*Task description*. Pull out every line below that holds the word "乘客舱内".

*The input*.
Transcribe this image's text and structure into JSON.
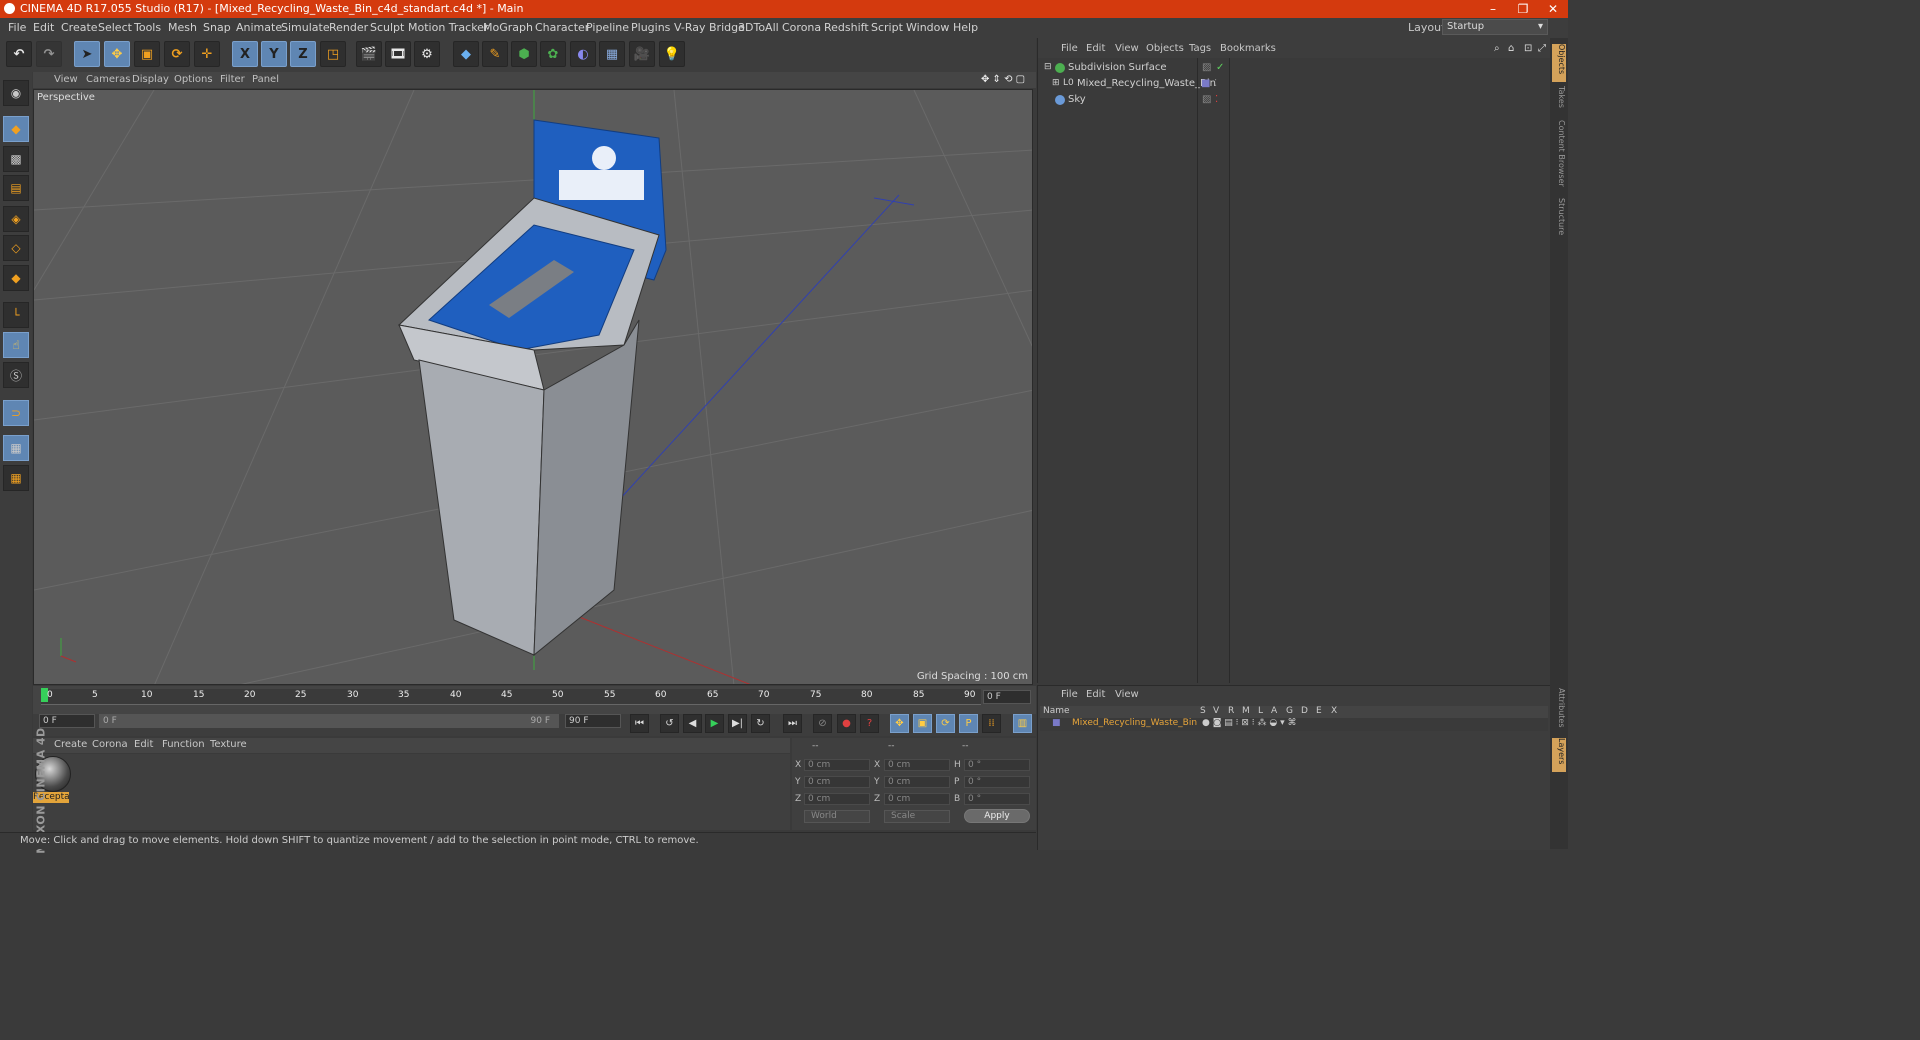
{
  "window": {
    "title": "CINEMA 4D R17.055 Studio (R17) - [Mixed_Recycling_Waste_Bin_c4d_standart.c4d *] - Main",
    "minimize": "–",
    "restore": "❐",
    "close": "✕",
    "titlebar_color": "#d43a0e"
  },
  "menubar": {
    "items": [
      "File",
      "Edit",
      "Create",
      "Select",
      "Tools",
      "Mesh",
      "Snap",
      "Animate",
      "Simulate",
      "Render",
      "Sculpt",
      "Motion Tracker",
      "MoGraph",
      "Character",
      "Pipeline",
      "Plugins",
      "V-Ray Bridge",
      "3DToAll",
      "Corona",
      "Redshift",
      "Script",
      "Window",
      "Help"
    ],
    "layout_label": "Layout:",
    "layout_value": "Startup"
  },
  "toolbar": {
    "axis_x": "X",
    "axis_y": "Y",
    "axis_z": "Z",
    "icons": [
      "undo-icon",
      "redo-icon",
      "select-icon",
      "move-icon",
      "scale-icon",
      "rotate-icon",
      "move-icon-2",
      "x-axis-icon",
      "y-axis-icon",
      "z-axis-icon",
      "coord-system-icon",
      "render-view-icon",
      "render-picture-viewer-icon",
      "render-settings-icon",
      "cube-icon",
      "pen-icon",
      "subdivision-icon",
      "array-icon",
      "deformer-icon",
      "floor-icon",
      "camera-icon",
      "light-icon"
    ]
  },
  "viewport": {
    "menu": [
      "View",
      "Cameras",
      "Display",
      "Options",
      "Filter",
      "Panel"
    ],
    "label": "Perspective",
    "grid_spacing": "Grid Spacing : 100 cm"
  },
  "timeline": {
    "ticks": [
      "0",
      "5",
      "10",
      "15",
      "20",
      "25",
      "30",
      "35",
      "40",
      "45",
      "50",
      "55",
      "60",
      "65",
      "70",
      "75",
      "80",
      "85",
      "90"
    ],
    "current_frame": "0 F",
    "start_field": "0 F",
    "range_start": "0 F",
    "range_end": "90 F",
    "end_field": "90 F"
  },
  "materials": {
    "menu": [
      "Create",
      "Corona",
      "Edit",
      "Function",
      "Texture"
    ],
    "items": [
      {
        "label": "Recepta"
      }
    ]
  },
  "coordinates": {
    "header": [
      "--",
      "--",
      "--"
    ],
    "rows": [
      {
        "l1": "X",
        "v1": "0 cm",
        "l2": "X",
        "v2": "0 cm",
        "l3": "H",
        "v3": "0 °"
      },
      {
        "l1": "Y",
        "v1": "0 cm",
        "l2": "Y",
        "v2": "0 cm",
        "l3": "P",
        "v3": "0 °"
      },
      {
        "l1": "Z",
        "v1": "0 cm",
        "l2": "Z",
        "v2": "0 cm",
        "l3": "B",
        "v3": "0 °"
      }
    ],
    "mode_world": "World",
    "mode_scale": "Scale",
    "apply": "Apply"
  },
  "status": {
    "text": "Move: Click and drag to move elements. Hold down SHIFT to quantize movement / add to the selection in point mode, CTRL to remove."
  },
  "logo": {
    "text": "MAXON CINEMA 4D"
  },
  "object_manager": {
    "menu": [
      "File",
      "Edit",
      "View",
      "Objects",
      "Tags",
      "Bookmarks"
    ],
    "objects": [
      {
        "name": "Subdivision Surface",
        "color": "#4caf50"
      },
      {
        "name": "Mixed_Recycling_Waste_Bin",
        "color": "#7a7ac8"
      },
      {
        "name": "Sky",
        "color": "#6a9ad8"
      }
    ]
  },
  "layers": {
    "menu": [
      "File",
      "Edit",
      "View"
    ],
    "columns": [
      "Name",
      "S",
      "V",
      "R",
      "M",
      "L",
      "A",
      "G",
      "D",
      "E",
      "X"
    ],
    "row_name": "Mixed_Recycling_Waste_Bin"
  },
  "right_tabs": [
    "Objects",
    "Takes",
    "Content Browser",
    "Structure",
    "Attributes",
    "Layers"
  ],
  "colors": {
    "accent_blue": "#5f86b3",
    "bin_blue": "#1f5fbf",
    "layer_orange": "#e6a43a"
  }
}
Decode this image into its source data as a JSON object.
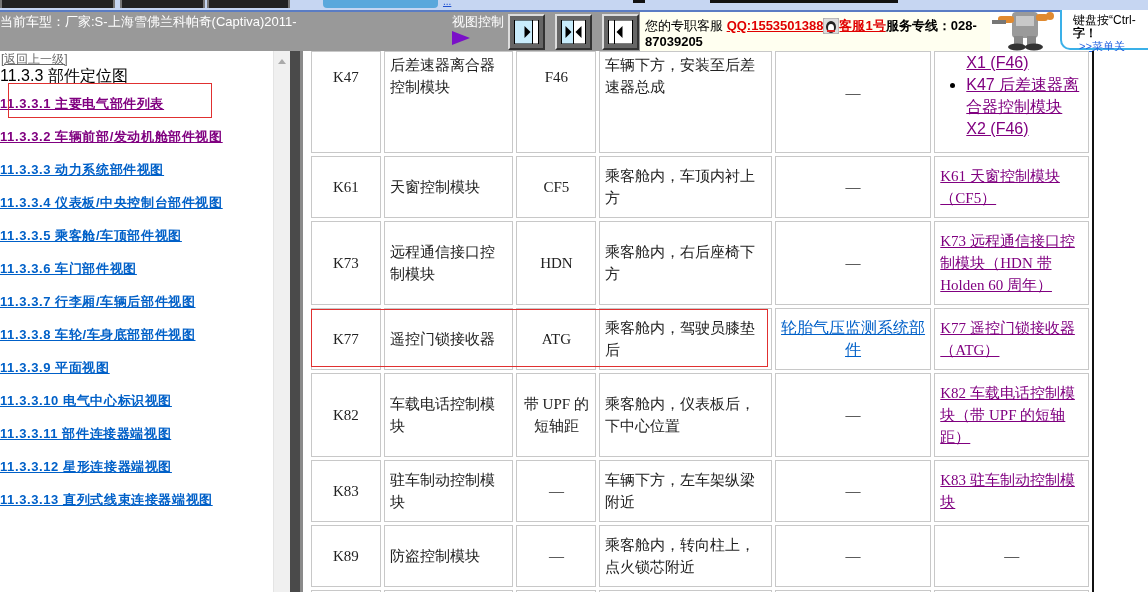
{
  "top_toolbar": {
    "more_link": "..."
  },
  "header": {
    "current_model": "当前车型：厂家:S-上海雪佛兰科帕奇(Captiva)2011-",
    "view_control_label": "视图控制"
  },
  "contact": {
    "label": "您的专职客服",
    "qq": "QQ:1553501388",
    "agent": "客服1号",
    "hotline": "服务专线：028-87039205"
  },
  "tip": {
    "line_1": "键盘按“Ctrl-",
    "line_2": "字！",
    "link": ">>菜单关"
  },
  "sidebar": {
    "back_link": "[返回上一级]",
    "title": "11.3.3 部件定位图",
    "items": [
      {
        "label": "11.3.3.1 主要电气部件列表",
        "visited": true,
        "marked": true
      },
      {
        "label": "11.3.3.2 车辆前部/发动机舱部件视图",
        "visited": true,
        "marked": false
      },
      {
        "label": "11.3.3.3 动力系统部件视图",
        "visited": false,
        "marked": false
      },
      {
        "label": "11.3.3.4 仪表板/中央控制台部件视图",
        "visited": false,
        "marked": false
      },
      {
        "label": "11.3.3.5 乘客舱/车顶部件视图",
        "visited": false,
        "marked": false
      },
      {
        "label": "11.3.3.6 车门部件视图",
        "visited": false,
        "marked": false
      },
      {
        "label": "11.3.3.7 行李厢/车辆后部件视图",
        "visited": false,
        "marked": false
      },
      {
        "label": "11.3.3.8 车轮/车身底部部件视图",
        "visited": false,
        "marked": false
      },
      {
        "label": "11.3.3.9 平面视图",
        "visited": false,
        "marked": false
      },
      {
        "label": "11.3.3.10 电气中心标识视图",
        "visited": false,
        "marked": false
      },
      {
        "label": "11.3.3.11 部件连接器端视图",
        "visited": false,
        "marked": false
      },
      {
        "label": "11.3.3.12 星形连接器端视图",
        "visited": false,
        "marked": false
      },
      {
        "label": "11.3.3.13 直列式线束连接器端视图",
        "visited": false,
        "marked": false
      }
    ]
  },
  "table": {
    "partial_row": true,
    "rows": [
      {
        "code": "K47",
        "name": "后差速器离合器控制模块",
        "connector": "F46",
        "location": "车辆下方，安装至后差速器总成",
        "column_5": {
          "kind": "text",
          "text": "—"
        },
        "column_6": {
          "kind": "list",
          "items": [
            {
              "text": "X1 (F46)",
              "bullet": false
            },
            {
              "text": "K47 后差速器离合器控制模块 X2 (F46)",
              "bullet": true
            }
          ]
        },
        "marked": false
      },
      {
        "code": "K61",
        "name": "天窗控制模块",
        "connector": "CF5",
        "location": "乘客舱内，车顶内衬上方",
        "column_5": {
          "kind": "text",
          "text": "—"
        },
        "column_6": {
          "kind": "link",
          "text": "K61 天窗控制模块（CF5）"
        },
        "marked": false
      },
      {
        "code": "K73",
        "name": "远程通信接口控制模块",
        "connector": "HDN",
        "location": "乘客舱内，右后座椅下方",
        "column_5": {
          "kind": "text",
          "text": "—"
        },
        "column_6": {
          "kind": "link",
          "text": "K73 远程通信接口控制模块（HDN 带 Holden 60 周年）"
        },
        "marked": false
      },
      {
        "code": "K77",
        "name": "遥控门锁接收器",
        "connector": "ATG",
        "location": "乘客舱内，驾驶员膝垫后",
        "column_5": {
          "kind": "link",
          "text": "轮胎气压监测系统部件"
        },
        "column_6": {
          "kind": "link",
          "text": "K77 遥控门锁接收器（ATG）"
        },
        "marked": true
      },
      {
        "code": "K82",
        "name": "车载电话控制模块",
        "connector": "带 UPF 的短轴距",
        "location": "乘客舱内，仪表板后，下中心位置",
        "column_5": {
          "kind": "text",
          "text": "—"
        },
        "column_6": {
          "kind": "link",
          "text": "K82 车载电话控制模块（带 UPF 的短轴距）"
        },
        "marked": false
      },
      {
        "code": "K83",
        "name": "驻车制动控制模块",
        "connector": "—",
        "location": "车辆下方，左车架纵梁附近",
        "column_5": {
          "kind": "text",
          "text": "—"
        },
        "column_6": {
          "kind": "link",
          "text": "K83 驻车制动控制模块"
        },
        "marked": false
      },
      {
        "code": "K89",
        "name": "防盗控制模块",
        "connector": "—",
        "location": "乘客舱内，转向柱上，点火锁芯附近",
        "column_5": {
          "kind": "text",
          "text": "—"
        },
        "column_6": {
          "kind": "text",
          "text": "—"
        },
        "marked": false
      }
    ]
  }
}
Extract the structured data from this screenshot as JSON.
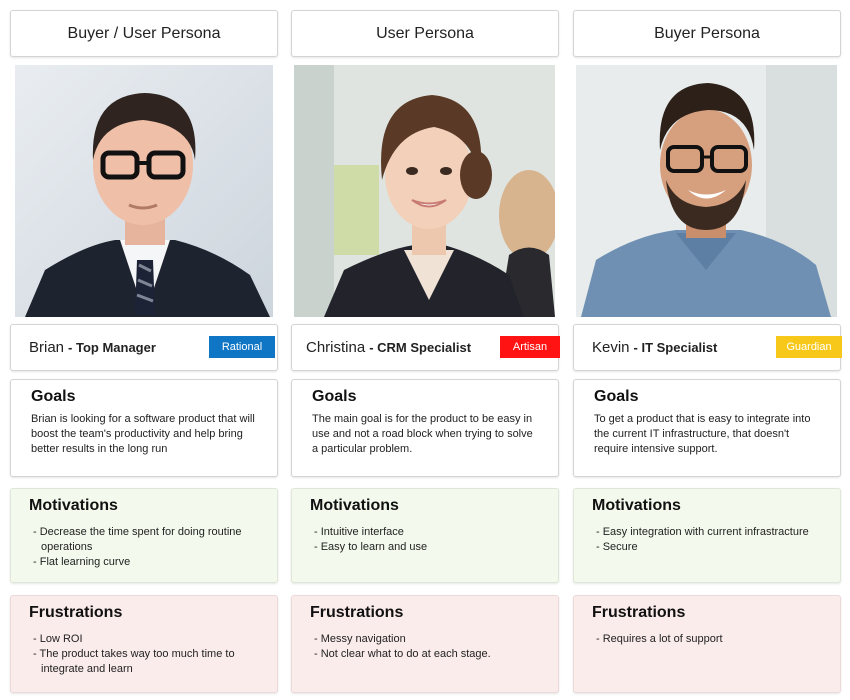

*Output for this task*.
        "location": "乘客舱内，车顶内衬上方",
        "location": "乘客舱内，右后座椅下方",
        "location": "乘客舱内，驾驶员膝垫后",
        "location": "乘客舱内，仪表板后，下中心位置",
        "location": "乘客舱内，转向柱上，点火锁芯附近",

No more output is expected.